Among the records below, find the lines with the word "JSON" and copy them.

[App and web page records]
=== Begin Enclosure ===

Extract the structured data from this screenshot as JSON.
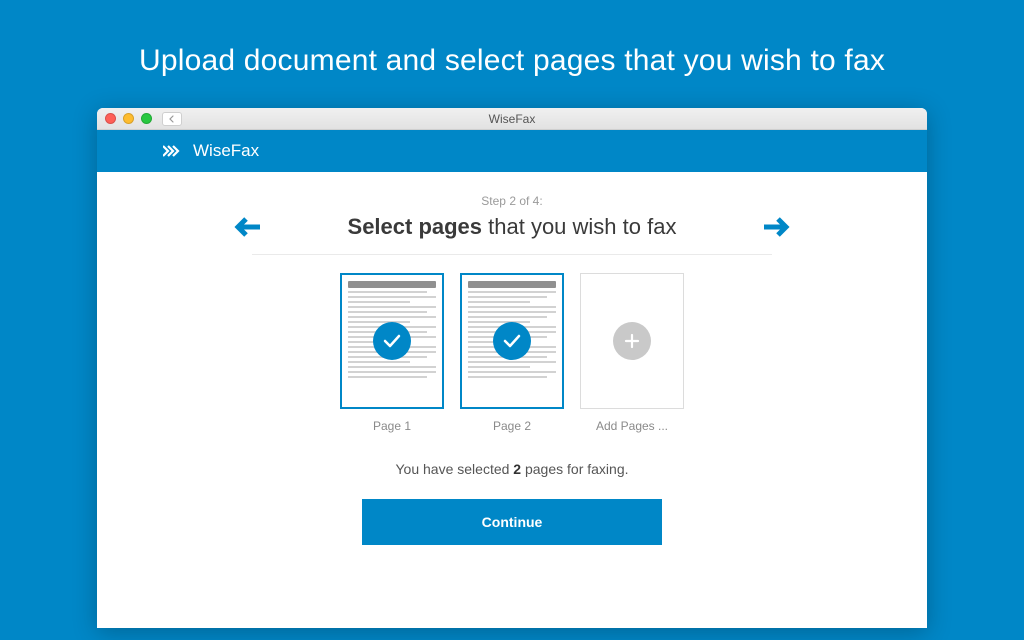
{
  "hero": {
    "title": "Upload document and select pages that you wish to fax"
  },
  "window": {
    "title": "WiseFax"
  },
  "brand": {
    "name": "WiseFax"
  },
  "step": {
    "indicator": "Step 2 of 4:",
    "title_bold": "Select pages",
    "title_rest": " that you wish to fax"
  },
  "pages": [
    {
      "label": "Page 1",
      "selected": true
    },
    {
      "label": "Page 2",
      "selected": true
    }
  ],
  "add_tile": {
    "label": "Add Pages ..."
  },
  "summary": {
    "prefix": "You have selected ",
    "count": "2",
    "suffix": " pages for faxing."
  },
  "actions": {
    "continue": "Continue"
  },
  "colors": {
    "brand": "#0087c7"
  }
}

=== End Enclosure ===
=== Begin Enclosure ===

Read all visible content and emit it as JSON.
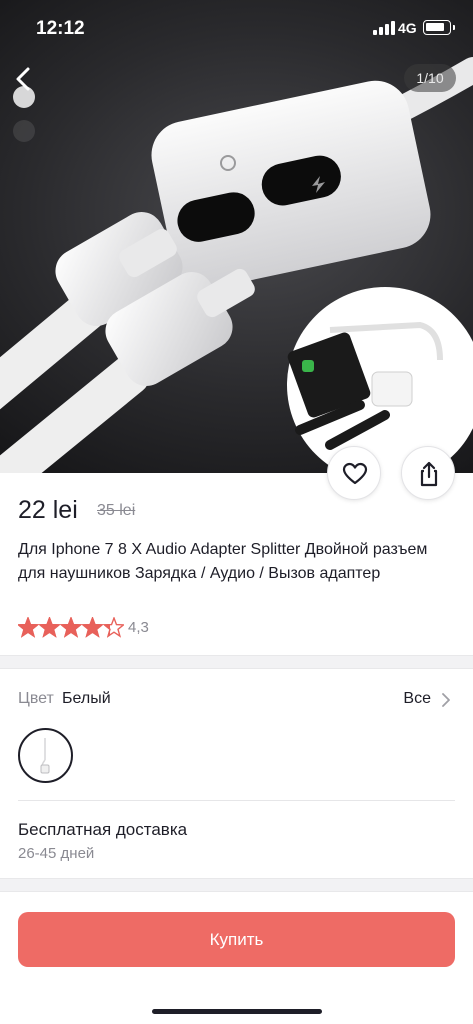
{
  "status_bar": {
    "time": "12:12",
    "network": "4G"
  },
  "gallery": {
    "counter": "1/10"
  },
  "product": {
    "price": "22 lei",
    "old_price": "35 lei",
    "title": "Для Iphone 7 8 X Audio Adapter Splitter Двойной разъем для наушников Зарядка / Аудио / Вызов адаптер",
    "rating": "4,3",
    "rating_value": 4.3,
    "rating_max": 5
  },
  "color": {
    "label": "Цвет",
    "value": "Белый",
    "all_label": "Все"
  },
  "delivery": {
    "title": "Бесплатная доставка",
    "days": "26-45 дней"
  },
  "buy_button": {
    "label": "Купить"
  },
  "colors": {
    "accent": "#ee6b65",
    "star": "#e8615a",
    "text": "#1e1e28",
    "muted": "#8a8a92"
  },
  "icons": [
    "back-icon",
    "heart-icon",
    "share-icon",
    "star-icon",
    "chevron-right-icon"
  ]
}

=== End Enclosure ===

- OUTPUT OF THE TASK -
Extract the structured data from this screenshot as JSON.
Read all visible content and emit it as JSON.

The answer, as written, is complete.